**Exercise prompt**. What is needed is every line of the data that includes the word "email". Please copy each one.

Items listed in a dataset:
---

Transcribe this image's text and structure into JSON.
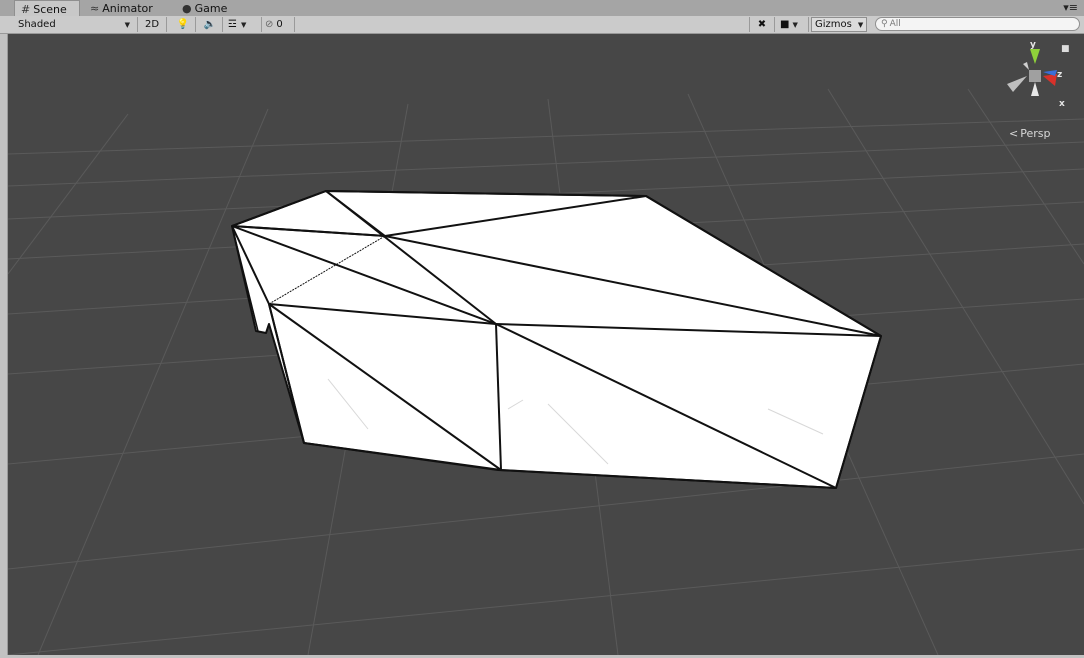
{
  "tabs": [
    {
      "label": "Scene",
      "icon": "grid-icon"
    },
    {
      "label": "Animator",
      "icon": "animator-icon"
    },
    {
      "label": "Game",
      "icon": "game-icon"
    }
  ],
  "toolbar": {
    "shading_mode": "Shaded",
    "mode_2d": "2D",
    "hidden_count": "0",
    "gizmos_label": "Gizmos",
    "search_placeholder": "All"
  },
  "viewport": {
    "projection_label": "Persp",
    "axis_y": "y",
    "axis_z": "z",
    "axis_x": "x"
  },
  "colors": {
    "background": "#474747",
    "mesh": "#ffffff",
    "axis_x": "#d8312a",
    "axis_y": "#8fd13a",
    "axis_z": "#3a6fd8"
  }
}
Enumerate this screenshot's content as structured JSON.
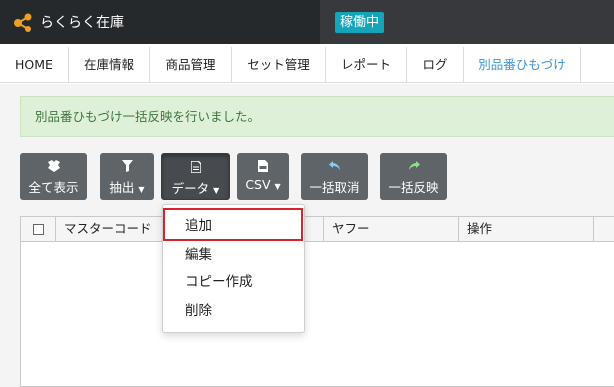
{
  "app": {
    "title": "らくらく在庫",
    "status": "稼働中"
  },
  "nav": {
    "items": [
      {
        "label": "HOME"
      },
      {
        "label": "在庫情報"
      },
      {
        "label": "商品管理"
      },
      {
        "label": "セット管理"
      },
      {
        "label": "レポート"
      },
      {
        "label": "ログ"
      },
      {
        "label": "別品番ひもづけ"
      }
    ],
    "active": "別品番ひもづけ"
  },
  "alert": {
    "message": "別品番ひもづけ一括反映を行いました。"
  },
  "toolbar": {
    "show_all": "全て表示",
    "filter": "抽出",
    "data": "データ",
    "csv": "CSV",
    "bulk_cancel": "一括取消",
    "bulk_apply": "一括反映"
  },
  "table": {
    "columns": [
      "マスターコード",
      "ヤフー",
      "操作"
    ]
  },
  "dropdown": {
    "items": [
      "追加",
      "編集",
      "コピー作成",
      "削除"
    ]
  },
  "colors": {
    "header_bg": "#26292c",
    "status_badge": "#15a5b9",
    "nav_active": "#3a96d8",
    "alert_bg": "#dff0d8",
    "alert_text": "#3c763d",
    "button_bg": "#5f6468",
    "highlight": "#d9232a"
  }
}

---

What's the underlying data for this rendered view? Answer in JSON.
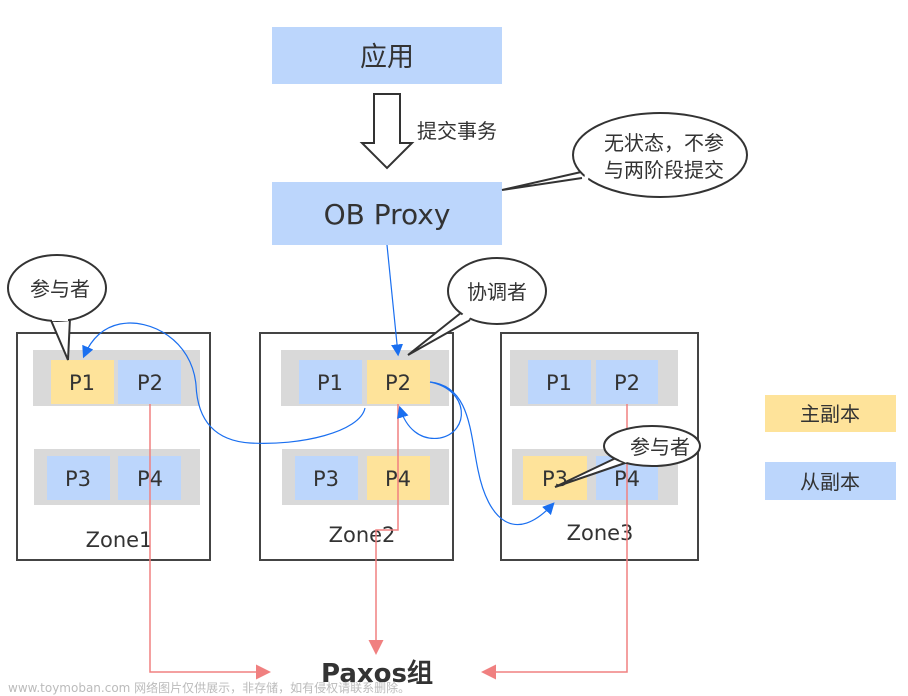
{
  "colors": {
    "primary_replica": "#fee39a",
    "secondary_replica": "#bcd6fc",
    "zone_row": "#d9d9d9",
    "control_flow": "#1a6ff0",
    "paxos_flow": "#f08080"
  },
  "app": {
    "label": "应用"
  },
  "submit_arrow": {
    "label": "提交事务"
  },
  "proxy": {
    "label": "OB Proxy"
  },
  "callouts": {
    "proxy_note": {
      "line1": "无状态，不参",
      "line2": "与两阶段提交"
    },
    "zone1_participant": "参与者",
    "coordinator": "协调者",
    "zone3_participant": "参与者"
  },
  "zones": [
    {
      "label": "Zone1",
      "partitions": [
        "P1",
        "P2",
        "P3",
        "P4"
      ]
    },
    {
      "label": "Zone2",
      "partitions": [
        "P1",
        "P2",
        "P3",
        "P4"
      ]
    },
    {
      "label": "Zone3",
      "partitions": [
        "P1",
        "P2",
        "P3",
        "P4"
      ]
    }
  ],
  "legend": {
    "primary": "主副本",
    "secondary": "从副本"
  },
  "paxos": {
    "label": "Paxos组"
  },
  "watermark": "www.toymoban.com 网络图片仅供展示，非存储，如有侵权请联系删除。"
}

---

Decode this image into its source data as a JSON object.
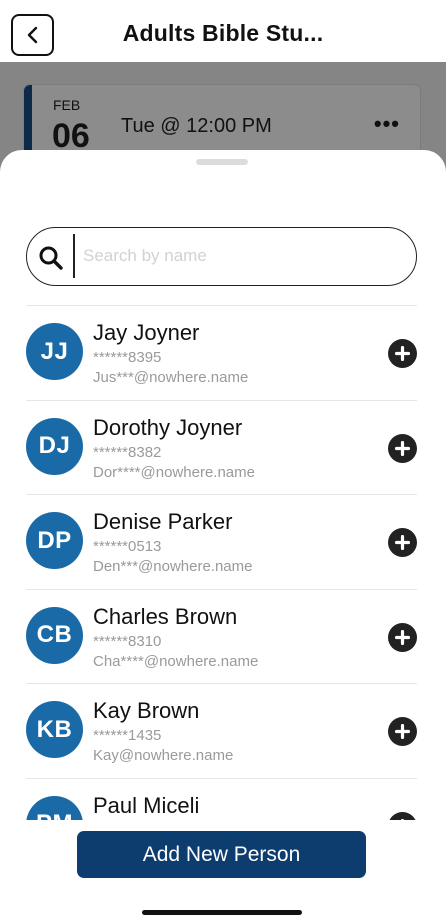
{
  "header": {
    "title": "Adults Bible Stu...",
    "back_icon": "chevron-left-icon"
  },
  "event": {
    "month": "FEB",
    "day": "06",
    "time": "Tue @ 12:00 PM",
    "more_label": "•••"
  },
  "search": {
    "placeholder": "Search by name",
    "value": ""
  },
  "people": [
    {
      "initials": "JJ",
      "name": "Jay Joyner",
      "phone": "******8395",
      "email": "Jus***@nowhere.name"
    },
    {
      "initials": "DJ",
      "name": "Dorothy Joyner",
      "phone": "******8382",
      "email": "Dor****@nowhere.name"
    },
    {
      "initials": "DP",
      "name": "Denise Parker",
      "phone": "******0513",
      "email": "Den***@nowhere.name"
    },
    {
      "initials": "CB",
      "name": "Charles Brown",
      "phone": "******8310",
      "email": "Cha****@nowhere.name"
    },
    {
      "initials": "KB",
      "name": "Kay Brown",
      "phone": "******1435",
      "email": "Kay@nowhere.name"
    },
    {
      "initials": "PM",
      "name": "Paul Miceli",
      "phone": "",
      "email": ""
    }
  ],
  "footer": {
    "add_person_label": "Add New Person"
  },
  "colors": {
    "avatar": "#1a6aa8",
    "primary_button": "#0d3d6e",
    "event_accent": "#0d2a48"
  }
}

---

**The answer**.
      "email": "Jus***@nowhere.name"
      "email": "Dor****@nowhere.name"
      "email": "Den***@nowhere.name"
      "email": "Cha****@nowhere.name"
      "email": "Kay@nowhere.name"
      "email": ""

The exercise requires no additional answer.